Here we go.
A mere three months after the 2007 Sprint Cup season ended, we're ready to go with the 2008 installment. We have drivers in new rides, teams with new manufacturers and a whole new crop of open-wheel drivers trying to make a name for themselves in NASCAR.
Pretty exciting, eh? Well, remember that the more things change, the more they stay the same. Hooray! A cliché! (And additional points for rhyming).
Kurt Busch and Tony Stewart can't stay off each other on the track, and Hendrick is still, for lack of a better term, good. But 2008 is a whole new year, and as we move into the season's biggest race, we'll have a 43-way tie for first place in the points as the green flag waves for the first time.
NASCAR is the only sport that starts its season with the most important event. The winner of this race will take the points lead to California, but also will be able to put his name up alongside the legends of the sport.

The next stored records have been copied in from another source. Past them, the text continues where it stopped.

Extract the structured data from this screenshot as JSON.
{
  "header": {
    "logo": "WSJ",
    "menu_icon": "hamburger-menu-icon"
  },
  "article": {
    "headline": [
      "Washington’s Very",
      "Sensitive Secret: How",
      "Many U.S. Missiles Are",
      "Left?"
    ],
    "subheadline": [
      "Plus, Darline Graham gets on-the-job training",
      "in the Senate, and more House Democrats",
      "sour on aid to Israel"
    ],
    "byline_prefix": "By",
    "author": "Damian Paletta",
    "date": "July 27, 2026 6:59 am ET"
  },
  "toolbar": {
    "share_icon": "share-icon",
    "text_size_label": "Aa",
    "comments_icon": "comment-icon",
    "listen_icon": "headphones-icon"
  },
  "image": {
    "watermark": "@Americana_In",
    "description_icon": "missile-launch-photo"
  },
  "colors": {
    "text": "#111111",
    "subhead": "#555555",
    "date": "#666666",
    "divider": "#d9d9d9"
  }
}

Everyone and their mother (including my mother) is making picks for the Great American Race, but most people will pick a winner based on practice speeds, momentum or just a gut feeling.
That's where I come into play.
If you weren't with us last year, first of all -- hi! Second, this is a little column known as The Eliminator. Basically, while everybody else is picking a winner, I pick losers. Using statistics, trends and race history, I rule out drivers until there is only one remaining. By process of elimination, that last driver undoubtedly will win the race.
Why do I do this? Besides because I'm a dork? Well, it pads my numbers. Every race I pick, I'm spot-on with most of the losers. The most I've ever missed is one. Imagine the success rate! One time, I even picked a winner correctly, I think we can all share in that moment together. So, this week I'll bring the information to the Daytona 500 and look to extend my win streak to a career-high-tying one.
A lot of new faces have come to NASCAR in the past few seasons, but I like the veterans this week. Dating back to 1992, every winner of the Daytona 500 was making at least his fifth career start in the race. In fact, since 1971, every winner of the 500 was making at least his third career start in the race
Trivia break! Who is the only driver to win a Daytona 500 in his first career start in the race?
Anyway, 16 winners in a row sounds like a pretty good streak to me. So we'll eliminate the 26 drivers on the entry list of 54 who haven't made four previous starts in the Great American Race. Drivers such as Kyle Busch, Carl Edwards and Denny Hamlin. But 28 are still in the running.
Winners in this race can come out of nowhere -- see Derrike Cope for an excellent example -- but you're probably better off taking a driver coming off a successful 2007 season. The past six winners of the Daytona 500 finished at least 14th in the points in the previous season. That rids us of 19 more drivers, leaving us with just nine.
The Bud Shootout was a lot of fun this year, but don't dismiss it as just an exhibition race, albeit an exhibition race with some serious coin on the line. The past four winners of the Daytona 500 not only made the Bud Shootout field but also finished in the top five of that race. The extra 70 laps of practice was good news for three of our remaining drivers, so we'll get rid of six more, including Kurt Busch, Matt Kenseth and defending champion Kevin Harvick.
Trivia break! The only driver to win the Daytona 500 in his first start in the race was Lee Petty in 1959. Although I have to admit some trickery: Petty was making his first Daytona 500 start only because that was the first Daytona 500. Since then, no Daytona 500 rookie has won the race.
Let's take out Johnson with this nugget. Johnson might not have any pressure on him for the Gatorade Duel qualifying races, but that's probably not a good thing. You have to go back to 2000 to find the last time a Daytona 500 winner started from the front row; that year, Dale Jarrett was the second straight pole sitter to win the race.
Who else to eliminate? How about Stewart? Last year, he finished dead last, 43rd, in the Daytona 500. The past five Daytona 500 winners all finished the previous year's race, and all did so being no more than one lap down. I'm not saying Stewart should pack up his Camry and go home, but it's just not in my best interest to pick him this week.
So, come Sunday, give me the 24, and you can take the field. Look for Gordon to win his fourth Daytona 500 -- because the numbers don't lie.
Dating back to 1992, no Daytona 500 winner had fewer than four prior Daytona 500 starts
(26 drivers eliminated, 28 remaining).
Sam Hornish Jr.,
Juan Pablo Montoya,
Martin Truex Jr.,
The past six Daytona 500s have been won by drivers in the top 14 in the previous season's points
(19 drivers eliminated, nine remaining).
Dale Earnhardt Jr.,
The past four Daytona 500 winners finished in the top five of the same season's Budweiser Shootout
(Six drivers eliminated, three remaining).
No driver starting on the front row has won a Daytona 500 since 2000
(One driver eliminated, two remaining).
The past five Daytona 500 winners finished the previous year's race and were no more than one lap down
(One driver eliminated, one remaining).
And your winner is: Jeff Gordon.
Matt Willis is a studio researcher at ESPN.